The Sewing Place

Seam finishing

BrendaP

Seam finishing
« on: August 22, 2017, 12:20:24 PM »
I have just been dong the irioning and now have an empty basket. :angel:  but alas there is more washing in the machine which will soon be in the ironing basket.

The pile included two princess line woven cotton dresses which I made a couple of years ago.  The seams are mostly plain with the edges overlocked to finish the raw edges, like this.  The armscye seam, where sleeve joins to bodice, are finished like this, as I was taught to do.

The open seams are fine in the skirt and other straight areas, but at bust line and mid back where the seams curve they don't lay flat!.  I didn't clip because I was finishing with the overlocker, but it's got me thinking about what would have been a better solution: 
  Trimming seam allowances narrower?
  Overlocking both sides together? 
  French seams? 
  Run and Fell?

I guess it's part of the reason why so much RTW is just stitched and overlocked in one pass even on woven fabrics.
Brenda.  My machines are: Caroline a Singer 201K-3 born 1940, Thirza a Featherweight 221K born 1949, Azilia a Singer 201K born 1957 and Vera, a Husqvarna 350 SewEasy about 20 years old. Also Bernina 1150 overlocker and Elna 444 Coverstitcher.
http://paternoster.orpheusweb.co.uk/

Jo

Re: Seam finishing
« Reply #1 on: August 22, 2017, 12:28:56 PM »
With princess seams (or other curved areas), I usually use a very narrow seam allowance (1/4") , serge together and press towards center. French seams on curves are a...well, not an easy thing :)
If you'd rather have wider seam allowances, clipping is really necessary for them to lay flat.
Dogs have owners. Cats have staff.

charlotte

Re: Seam finishing
« Reply #2 on: August 22, 2017, 13:12:31 PM »
I think for curved seams you don't have to clip if you trim the seam alowances so that they are very narrow, so you could overlock them with a narrow seam allowance.

I don't have an overlocker. I think I would either straight stitch close to the seam and then pink them (so that they are narrow), or shape them and hand overcast them like this:


Francesca

Re: Seam finishing
« Reply #3 on: August 22, 2017, 14:19:44 PM »
I french seam anything I can. I don't find them tough on most curves, e.g princess seams. Just got to make them small and narrow. I usually do between 1/4 inch and 1/2 inch french seams.

sleepraptor
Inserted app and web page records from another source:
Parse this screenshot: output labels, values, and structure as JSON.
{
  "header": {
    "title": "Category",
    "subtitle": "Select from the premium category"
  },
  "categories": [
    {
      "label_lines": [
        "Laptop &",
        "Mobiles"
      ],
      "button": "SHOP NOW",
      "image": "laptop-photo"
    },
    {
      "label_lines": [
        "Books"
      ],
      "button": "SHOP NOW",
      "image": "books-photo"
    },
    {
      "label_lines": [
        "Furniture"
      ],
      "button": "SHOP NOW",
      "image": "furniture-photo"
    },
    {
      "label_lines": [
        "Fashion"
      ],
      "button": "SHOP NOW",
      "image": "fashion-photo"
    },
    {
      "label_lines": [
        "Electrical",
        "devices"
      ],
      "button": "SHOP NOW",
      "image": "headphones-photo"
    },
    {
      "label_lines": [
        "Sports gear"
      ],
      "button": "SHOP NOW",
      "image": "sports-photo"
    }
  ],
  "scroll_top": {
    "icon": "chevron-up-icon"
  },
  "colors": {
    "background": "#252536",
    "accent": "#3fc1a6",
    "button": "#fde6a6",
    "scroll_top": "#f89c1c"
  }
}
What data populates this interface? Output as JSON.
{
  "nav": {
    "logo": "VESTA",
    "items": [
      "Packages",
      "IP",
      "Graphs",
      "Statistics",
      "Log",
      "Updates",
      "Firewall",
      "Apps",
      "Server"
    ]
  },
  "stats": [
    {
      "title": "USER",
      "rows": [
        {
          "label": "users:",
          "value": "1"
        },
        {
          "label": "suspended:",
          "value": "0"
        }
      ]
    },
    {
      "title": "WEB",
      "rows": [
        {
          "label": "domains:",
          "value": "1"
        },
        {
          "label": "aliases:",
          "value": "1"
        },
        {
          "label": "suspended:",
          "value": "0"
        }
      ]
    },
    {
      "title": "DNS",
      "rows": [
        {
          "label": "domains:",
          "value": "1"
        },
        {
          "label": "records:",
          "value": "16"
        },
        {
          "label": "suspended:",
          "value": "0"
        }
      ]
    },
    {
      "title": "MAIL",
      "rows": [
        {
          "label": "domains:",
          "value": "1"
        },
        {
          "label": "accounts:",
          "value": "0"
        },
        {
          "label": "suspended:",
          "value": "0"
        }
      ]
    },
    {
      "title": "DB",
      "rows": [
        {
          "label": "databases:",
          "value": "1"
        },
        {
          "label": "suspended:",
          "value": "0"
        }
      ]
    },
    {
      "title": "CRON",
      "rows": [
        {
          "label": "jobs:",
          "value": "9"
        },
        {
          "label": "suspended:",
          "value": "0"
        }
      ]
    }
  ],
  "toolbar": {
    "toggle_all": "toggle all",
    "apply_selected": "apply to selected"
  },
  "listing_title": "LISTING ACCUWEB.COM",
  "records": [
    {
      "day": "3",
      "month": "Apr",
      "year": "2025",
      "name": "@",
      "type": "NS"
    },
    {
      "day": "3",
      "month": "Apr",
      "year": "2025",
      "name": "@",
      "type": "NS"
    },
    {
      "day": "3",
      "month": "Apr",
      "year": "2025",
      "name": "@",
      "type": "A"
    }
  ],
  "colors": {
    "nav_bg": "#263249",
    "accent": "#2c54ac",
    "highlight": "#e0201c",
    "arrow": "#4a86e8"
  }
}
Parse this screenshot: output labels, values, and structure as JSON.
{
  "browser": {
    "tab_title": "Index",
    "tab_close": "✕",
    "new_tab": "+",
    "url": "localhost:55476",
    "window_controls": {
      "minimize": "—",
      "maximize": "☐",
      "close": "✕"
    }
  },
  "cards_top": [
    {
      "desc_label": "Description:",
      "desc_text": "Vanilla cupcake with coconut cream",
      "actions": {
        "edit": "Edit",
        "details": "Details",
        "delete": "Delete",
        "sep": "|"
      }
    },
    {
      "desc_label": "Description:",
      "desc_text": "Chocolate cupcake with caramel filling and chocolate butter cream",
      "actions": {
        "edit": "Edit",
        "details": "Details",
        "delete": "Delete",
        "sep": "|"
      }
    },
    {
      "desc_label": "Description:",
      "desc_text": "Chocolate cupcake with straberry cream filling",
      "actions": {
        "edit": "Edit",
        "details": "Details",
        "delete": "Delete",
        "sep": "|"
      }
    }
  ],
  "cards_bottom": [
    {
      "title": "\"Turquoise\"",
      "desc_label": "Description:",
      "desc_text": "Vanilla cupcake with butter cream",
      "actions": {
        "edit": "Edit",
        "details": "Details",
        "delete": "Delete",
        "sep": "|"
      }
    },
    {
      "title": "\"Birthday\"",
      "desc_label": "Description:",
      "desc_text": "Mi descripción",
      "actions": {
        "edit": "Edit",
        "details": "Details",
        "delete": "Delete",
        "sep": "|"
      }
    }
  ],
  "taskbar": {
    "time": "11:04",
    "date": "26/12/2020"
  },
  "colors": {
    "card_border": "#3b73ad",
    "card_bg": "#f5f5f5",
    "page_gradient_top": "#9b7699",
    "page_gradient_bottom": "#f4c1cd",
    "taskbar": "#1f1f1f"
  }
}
Re: Seam finishing
« Reply #4 on: September 12, 2017, 13:29:45 PM »
I came on with a similar question.  Namely if the pattern says to clip curves (e.g. princess seams) how do you finish the edges?  Do people generally not clip curves?  I would usually overlock each piece individually but then would this unravel with the clipping?

UttaRetch

Re: Seam finishing
« Reply #5 on: September 12, 2017, 14:08:45 PM »
I use my machine's overlock foot for the edges and clip seams where the pattern says.  Generally seams are pressed open, so I wouldn't overlock the edges together.
What goes around comes around.

washi

Re: Seam finishing
« Reply #6 on: September 14, 2017, 01:10:07 AM »
For a casual dress or top in cotton, I overlock princess seams and press to one side. If it is a nicer dress or less cooperative fabric, I will trim and clip the seam allowance and line the bodice.

Missie

Re: Seam finishing
« Reply #7 on: September 14, 2017, 12:07:34 PM »
Or you could line it and not bother with finishing the seam allowance (unless it is a particularly fray-y fabric!)